k5While electric cars are “quietly” creeping onto our roads, the same cannot be said of electric motorbikes.

There is a vast array of electric assisted bicycles out there from shoppers to high end mountain bikes with prices from £150 to £9999, but there seems to be a bit of a gap between pedal bikes and cars.

Well actually there isn’t; potential customers can choose from a wide array of scooters, city bikes and even high performance machines – there is even a surprisingly good prototype from Harley Davidson!

k4BMW produce the C-evolution, using the technology from their i3 electric car with 100km range and 75mph performance. There is an American manufacturer called Zero that produces a range of lovely e-bikes at prices similar to their petrol powered bretheren, and China is producing cheap and useful e-scooters by the ship-load.

While motorcycles are often seen as “greener” than cars, the truth is most are not – a typical sports machine will rarely better 40mpg – actual eco-motorbikes are no more common than electric bikes, but they are out there and they are usually very good machines.

Honda’s NC 750, the Suzuki Inazuma, and my own Suzuki V-Strom 650 can better 80mpg, destroy traffic jams and give you the giggles when required. However those of a more pioneering nature might find that a good electric bike will suit them more.k6

I recently had the opportunity to test the KTM Freeride-E for an hour at a specialist electric off-road centre near Runcorn called E-Scape.

KTM have been innovators from the outset. The Austrian manufacturer has decades of success on track and dirt because they push the technology, and are not renowned for playing it safe.

This is the kind of thinking that led to the development of the FreeRide-E.

Given that it took six years for four-stroke engines to become the norm in motorcross despite the many advantages; this is clearly a sport that can be a little “stuck-in-the-mud” so for KTM to produce an electric off roader with a near five-figure price tag is somewhere between forward thinking and downright crazy.

k8That is right up until you turn the throttle.

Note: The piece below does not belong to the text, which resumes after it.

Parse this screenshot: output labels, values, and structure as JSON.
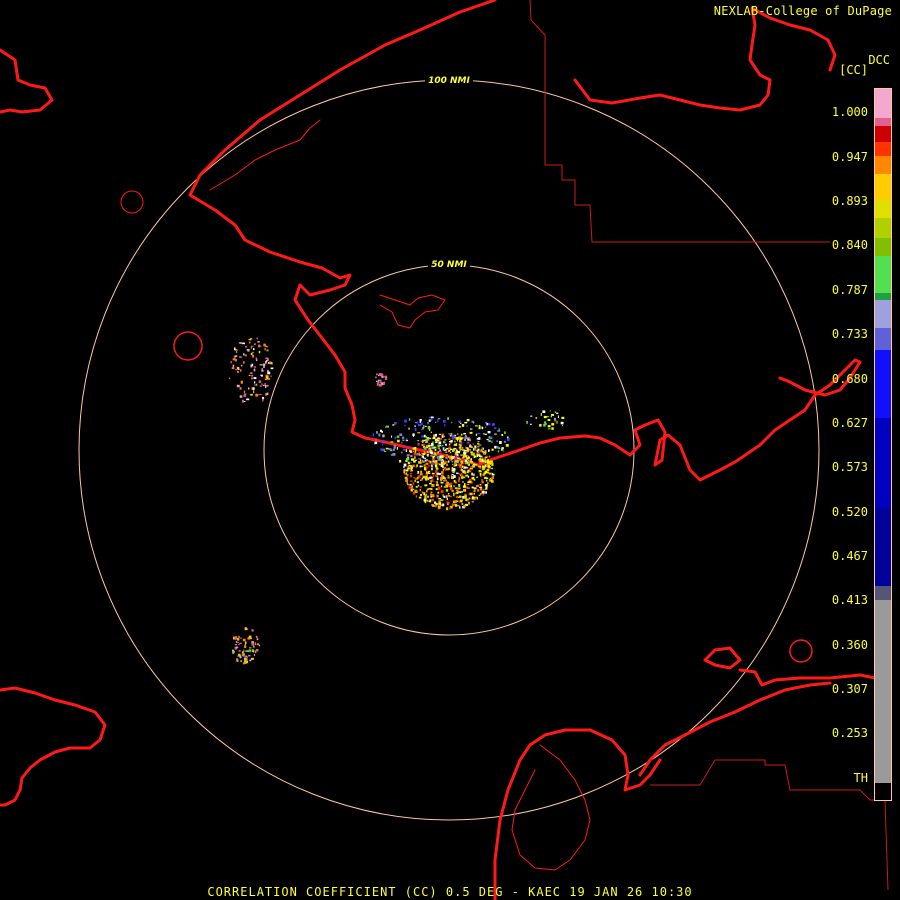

This bike is dynamically as sure footed on dirt as any I have ridden. The power delivery is instant, urgent, but incredibly user friendly and predictable. The balance and sensitivity is unbelievably confidence-inspiring. At 110kg and with bottom end power of a 250 I got to try all sorts of combinations of simultaneous smile and scream.

Within a few minutes on-track I was lapping as quickly, if not quicker, than if I were burning petrol. Yet I felt there was much more available if I could push myself – I did, there was, for fifteen minutes I became an indestructible teenager – until my 45 year old skeleton begged for mercy.k7

What a bike.

Usefulness is not restricted to dishing out skeletal damage however – they are street legal on a provisional licence for 17 years olds and above too – the price at £9999 becomes less of an issue when a stock 125cc machine of this calibre costs around £7000.

Lets not forget too the other huge advantage of an E-bike over one with cylinders. Out in the fields this thing makes less noise than walking your dog. It appears KTM have destroyed motorcross.

They have made it socially acceptable.k1

Tech Specs                                                       words and pics Mark Wolens

  • ELECTRIC MOTOR – Permanent magnet synchronous motor in a disc armature design

  • OUTPUT (RATED / MAXIMUM) – 11kW (15hp) @ 5500rpm (A1) /
    16kW (22hp) @ 4500rpm

  • TORQUE – 42Nm from 0rpm

  • COOLING – Liquid cooled

  • BATTERY – Lithium-ion KTM PowerPack (easily removable)

  • VOLTAGE (RATED / MAXIMUM) – 260V / 300 V

  • CAPACITY – 2600 Wh (around 1hr / 30 miles)

  • CHARGING TIME – 100%: 80min / 80%: 50min


  • CHARGING CURRENT – Quick charging 13A, normal charging 10Ak2

words and model – Mark Wolens